◆ Exercise instructions:
Copy each line below containing "Definir".

..............................

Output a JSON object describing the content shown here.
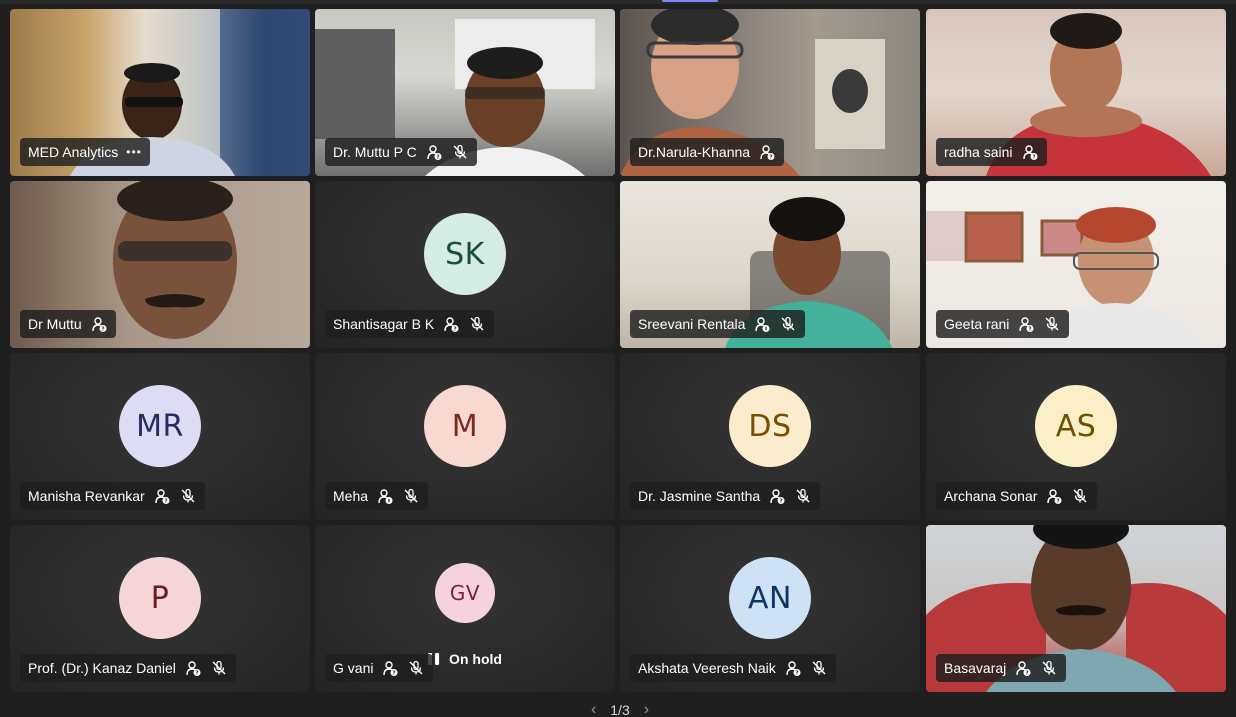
{
  "participants": [
    {
      "name": "MED Analytics",
      "mic": "none",
      "extra": "more-options"
    },
    {
      "name": "Dr. Muttu P C",
      "mic": "muted"
    },
    {
      "name": "Dr.Narula-Khanna",
      "mic": "none",
      "active": true
    },
    {
      "name": "radha saini",
      "mic": "none"
    },
    {
      "name": "Dr Muttu",
      "mic": "none"
    },
    {
      "name": "Shantisagar B K",
      "mic": "muted",
      "initials": "SK"
    },
    {
      "name": "Sreevani Rentala",
      "mic": "muted"
    },
    {
      "name": "Geeta rani",
      "mic": "muted"
    },
    {
      "name": "Manisha Revankar",
      "mic": "muted",
      "initials": "MR"
    },
    {
      "name": "Meha",
      "mic": "muted",
      "initials": "M"
    },
    {
      "name": "Dr. Jasmine Santha",
      "mic": "muted",
      "initials": "DS"
    },
    {
      "name": "Archana Sonar",
      "mic": "muted",
      "initials": "AS"
    },
    {
      "name": "Prof. (Dr.) Kanaz Daniel",
      "mic": "muted",
      "initials": "P"
    },
    {
      "name": "G vani",
      "mic": "muted",
      "initials": "GV",
      "status": "On hold"
    },
    {
      "name": "Akshata Veeresh Naik",
      "mic": "muted",
      "initials": "AN"
    },
    {
      "name": "Basavaraj",
      "mic": "muted"
    }
  ],
  "more_options_label": "•••",
  "pager": {
    "text": "1/3",
    "prev": "‹",
    "next": "›"
  },
  "colors": {
    "accent": "#7f85f5",
    "avatar_sk": {
      "bg": "#d4ece4",
      "fg": "#1b4d3e"
    },
    "avatar_mr": {
      "bg": "#dcdcf5",
      "fg": "#2b2b63"
    },
    "avatar_m": {
      "bg": "#f7d9d2",
      "fg": "#7a2a1c"
    },
    "avatar_ds": {
      "bg": "#faeccc",
      "fg": "#7a4e00"
    },
    "avatar_as": {
      "bg": "#fbefc8",
      "fg": "#6e5200"
    },
    "avatar_p": {
      "bg": "#f6d5d8",
      "fg": "#6c1a24"
    },
    "avatar_gv": {
      "bg": "#f5d2dd",
      "fg": "#7b1f3d"
    },
    "avatar_an": {
      "bg": "#cfe1f5",
      "fg": "#0f3565"
    }
  }
}
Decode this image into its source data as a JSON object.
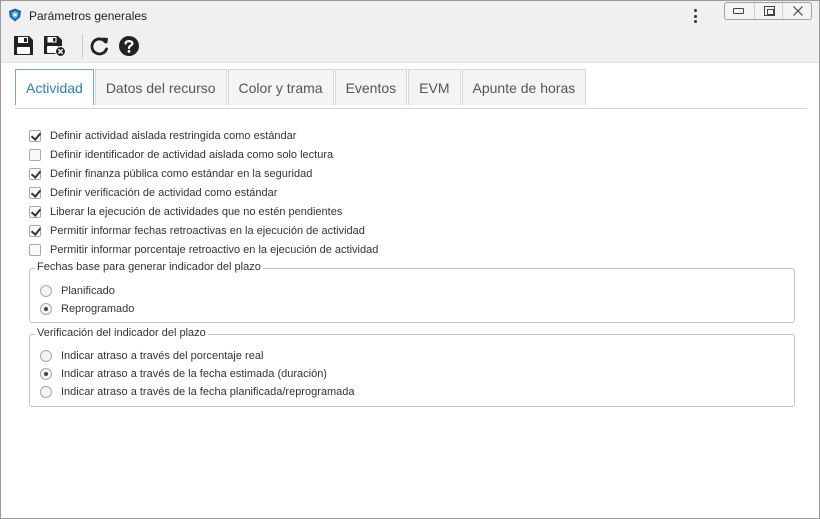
{
  "window": {
    "title": "Parámetros generales",
    "icons": {
      "app": "app-shield-icon",
      "menu": "more-vertical-icon",
      "minimize": "minimize-icon",
      "maximize": "restore-icon",
      "close": "close-icon"
    }
  },
  "toolbar": {
    "buttons": [
      {
        "name": "save",
        "icon": "save-icon"
      },
      {
        "name": "save-and-close",
        "icon": "save-close-icon"
      },
      {
        "name": "refresh",
        "icon": "refresh-icon"
      },
      {
        "name": "help",
        "icon": "help-icon"
      }
    ]
  },
  "tabs": [
    {
      "label": "Actividad",
      "active": true
    },
    {
      "label": "Datos del recurso",
      "active": false
    },
    {
      "label": "Color y trama",
      "active": false
    },
    {
      "label": "Eventos",
      "active": false
    },
    {
      "label": "EVM",
      "active": false
    },
    {
      "label": "Apunte de horas",
      "active": false
    }
  ],
  "options": [
    {
      "label": "Definir actividad aislada restringida como estándar",
      "checked": true
    },
    {
      "label": "Definir identificador de actividad aislada como solo lectura",
      "checked": false
    },
    {
      "label": "Definir finanza pública como estándar en la seguridad",
      "checked": true
    },
    {
      "label": "Definir verificación de actividad como estándar",
      "checked": true
    },
    {
      "label": "Liberar la ejecución de actividades que no estén pendientes",
      "checked": true
    },
    {
      "label": "Permitir informar fechas retroactivas en la ejecución de actividad",
      "checked": true
    },
    {
      "label": "Permitir informar porcentaje retroactivo en la ejecución de actividad",
      "checked": false
    }
  ],
  "groups": {
    "base_dates": {
      "legend": "Fechas base para generar indicador del plazo",
      "options": [
        {
          "label": "Planificado",
          "selected": false
        },
        {
          "label": "Reprogramado",
          "selected": true
        }
      ]
    },
    "indicator_check": {
      "legend": "Verificación del indicador del plazo",
      "options": [
        {
          "label": "Indicar atraso a través del porcentaje real",
          "selected": false
        },
        {
          "label": "Indicar atraso a través de la fecha estimada (duración)",
          "selected": true
        },
        {
          "label": "Indicar atraso a través de la fecha planificada/reprogramada",
          "selected": false
        }
      ]
    }
  },
  "colors": {
    "accent": "#2a7fc0",
    "tab_active_border": "#6fa8dc",
    "chrome": "#f0f0f0"
  }
}
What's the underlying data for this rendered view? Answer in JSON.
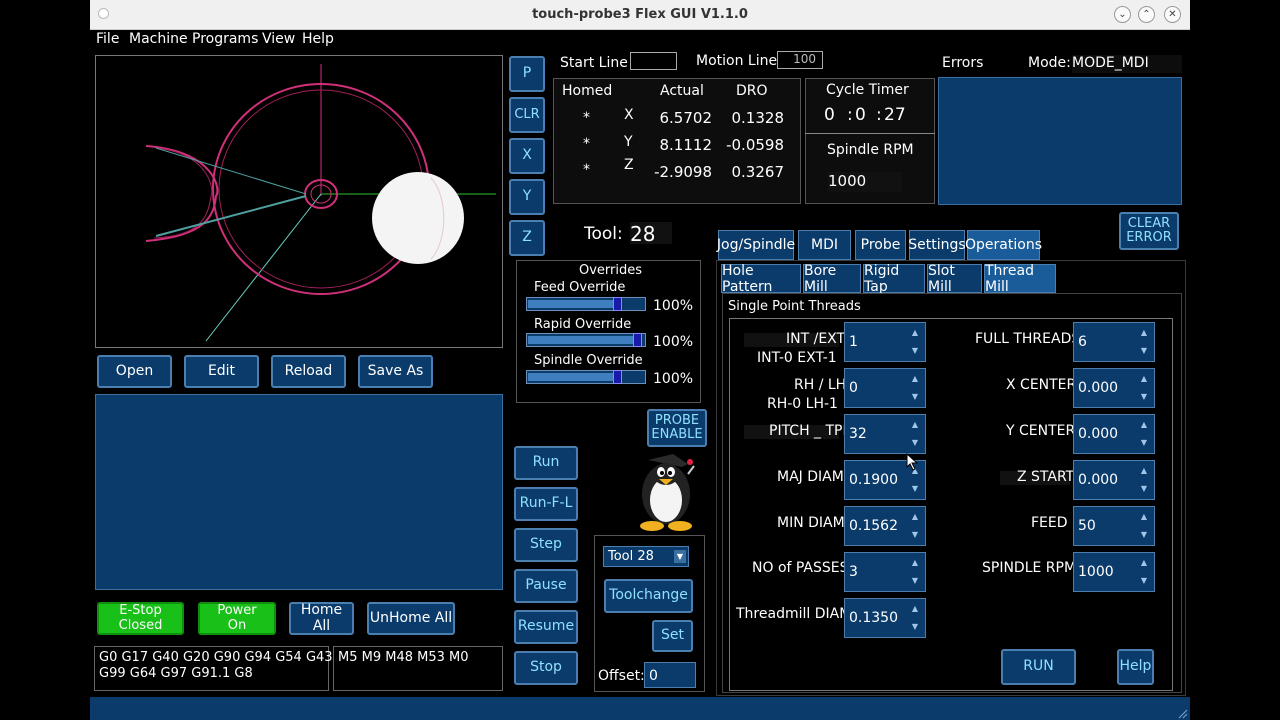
{
  "window": {
    "title": "touch-probe3 Flex GUI V1.1.0"
  },
  "menu": [
    "File",
    "Machine",
    "Programs",
    "View",
    "Help"
  ],
  "axis_buttons": [
    "P",
    "CLR",
    "X",
    "Y",
    "Z"
  ],
  "file_buttons": [
    "Open",
    "Edit",
    "Reload",
    "Save As"
  ],
  "run_buttons": [
    "Run",
    "Run-F-L",
    "Step",
    "Pause",
    "Resume",
    "Stop"
  ],
  "estop": "E-Stop\nClosed",
  "power": "Power\nOn",
  "home_all": "Home All",
  "unhome_all": "UnHome All",
  "gcodes": "G0 G17 G40 G20 G90 G94 G54 G43\nG99 G64 G97 G91.1 G8",
  "mcodes": "M5 M9 M48 M53 M0",
  "start_line": {
    "label": "Start Line",
    "value": ""
  },
  "motion_line": {
    "label": "Motion Line",
    "value": "100"
  },
  "dro": {
    "headers": [
      "Homed",
      "Actual",
      "DRO"
    ],
    "rows": [
      {
        "homed": "*",
        "axis": "X",
        "actual": "6.5702",
        "dro": "0.1328"
      },
      {
        "homed": "*",
        "axis": "Y",
        "actual": "8.1112",
        "dro": "-0.0598"
      },
      {
        "homed": "*",
        "axis": "Z",
        "actual": "-2.9098",
        "dro": "0.3267"
      }
    ]
  },
  "cycle_timer": {
    "label": "Cycle Timer",
    "h": "0",
    "m": "0",
    "s": "27",
    "sep1": ":",
    "sep2": ":"
  },
  "spindle": {
    "label": "Spindle RPM",
    "value": "1000"
  },
  "errors": {
    "label": "Errors"
  },
  "mode": {
    "label": "Mode:",
    "value": "MODE_MDI"
  },
  "clear_error": "CLEAR\nERROR",
  "tool": {
    "label": "Tool:",
    "value": "28"
  },
  "overrides": {
    "title": "Overrides",
    "items": [
      {
        "label": "Feed Override",
        "value": "100%",
        "pct": 0.78
      },
      {
        "label": "Rapid Override",
        "value": "100%",
        "pct": 0.95
      },
      {
        "label": "Spindle Override",
        "value": "100%",
        "pct": 0.78
      }
    ]
  },
  "probe_enable": "PROBE\nENABLE",
  "toolchange": {
    "select": "Tool 28",
    "button": "Toolchange",
    "set": "Set",
    "offset_label": "Offset:",
    "offset_value": "0"
  },
  "main_tabs": [
    "Jog/Spindle",
    "MDI",
    "Probe",
    "Settings",
    "Operations"
  ],
  "sub_tabs": [
    "Hole Pattern",
    "Bore Mill",
    "Rigid Tap",
    "Slot Mill",
    "Thread Mill"
  ],
  "thread": {
    "title": "Single Point Threads",
    "left": [
      {
        "label": "INT /EXT",
        "sub": "INT-0  EXT-1",
        "value": "1"
      },
      {
        "label": "RH / LH",
        "sub": "RH-0  LH-1",
        "value": "0"
      },
      {
        "label": "PITCH _ TPI",
        "sub": "",
        "value": "32"
      },
      {
        "label": "MAJ DIAM",
        "sub": "",
        "value": "0.1900"
      },
      {
        "label": "MIN DIAM",
        "sub": "",
        "value": "0.1562"
      },
      {
        "label": "NO of PASSES",
        "sub": "",
        "value": "3"
      },
      {
        "label": "Threadmill DIAM",
        "sub": "",
        "value": "0.1350"
      }
    ],
    "right": [
      {
        "label": "FULL THREADS",
        "value": "6"
      },
      {
        "label": "X CENTER",
        "value": "0.000"
      },
      {
        "label": "Y CENTER",
        "value": "0.000"
      },
      {
        "label": "Z START",
        "value": "0.000"
      },
      {
        "label": "FEED",
        "value": "50"
      },
      {
        "label": "SPINDLE RPM",
        "value": "1000"
      }
    ],
    "run": "RUN",
    "help": "Help"
  },
  "colors": {
    "button_bg": "#0a3b6a",
    "green": "#18c018",
    "toolpath": "#d0307a"
  }
}
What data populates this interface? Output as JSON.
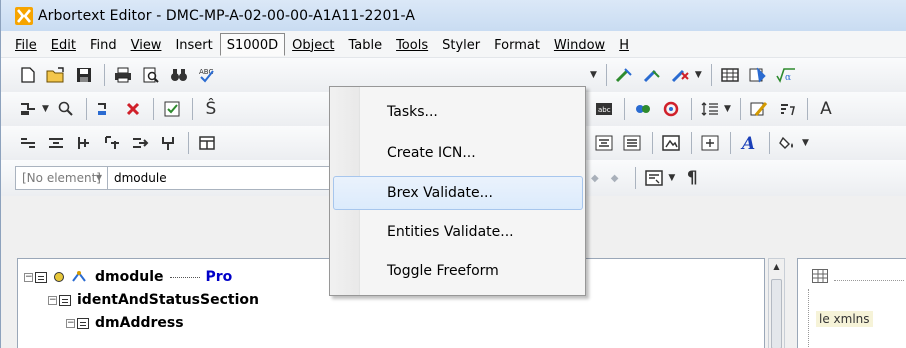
{
  "window": {
    "title": "Arbortext Editor - DMC-MP-A-02-00-00-A1A11-2201-A"
  },
  "menubar": {
    "items": [
      {
        "label": "File"
      },
      {
        "label": "Edit"
      },
      {
        "label": "Find"
      },
      {
        "label": "View"
      },
      {
        "label": "Insert"
      },
      {
        "label": "S1000D"
      },
      {
        "label": "Object"
      },
      {
        "label": "Table"
      },
      {
        "label": "Tools"
      },
      {
        "label": "Styler"
      },
      {
        "label": "Format"
      },
      {
        "label": "Window"
      },
      {
        "label": "H"
      }
    ],
    "open_menu": "S1000D"
  },
  "s1000d_menu": {
    "items": [
      {
        "label": "Tasks..."
      },
      {
        "label": "Create ICN..."
      },
      {
        "label": "Brex Validate..."
      },
      {
        "label": "Entities Validate..."
      },
      {
        "label": "Toggle Freeform"
      }
    ],
    "highlighted": "Brex Validate..."
  },
  "element_bar": {
    "element_placeholder": "[No element]",
    "context_value": "dmodule"
  },
  "tree": {
    "rows": [
      {
        "label": "dmodule",
        "suffix": "Pro"
      },
      {
        "label": "identAndStatusSection"
      },
      {
        "label": "dmAddress"
      }
    ]
  },
  "right_pane": {
    "snippet": "le xmlns"
  },
  "colors": {
    "titlebar": "#c9dcf2",
    "menu_highlight": "#dcebfc",
    "tree_link": "#0000c8"
  }
}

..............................

◆ Expected answer:
      "label": "Definir actividad aislada restringida como estándar",
      "label": "Definir identificador de actividad aislada como solo lectura",
      "label": "Definir finanza pública como estándar en la seguridad",
      "label": "Definir verificación de actividad como estándar",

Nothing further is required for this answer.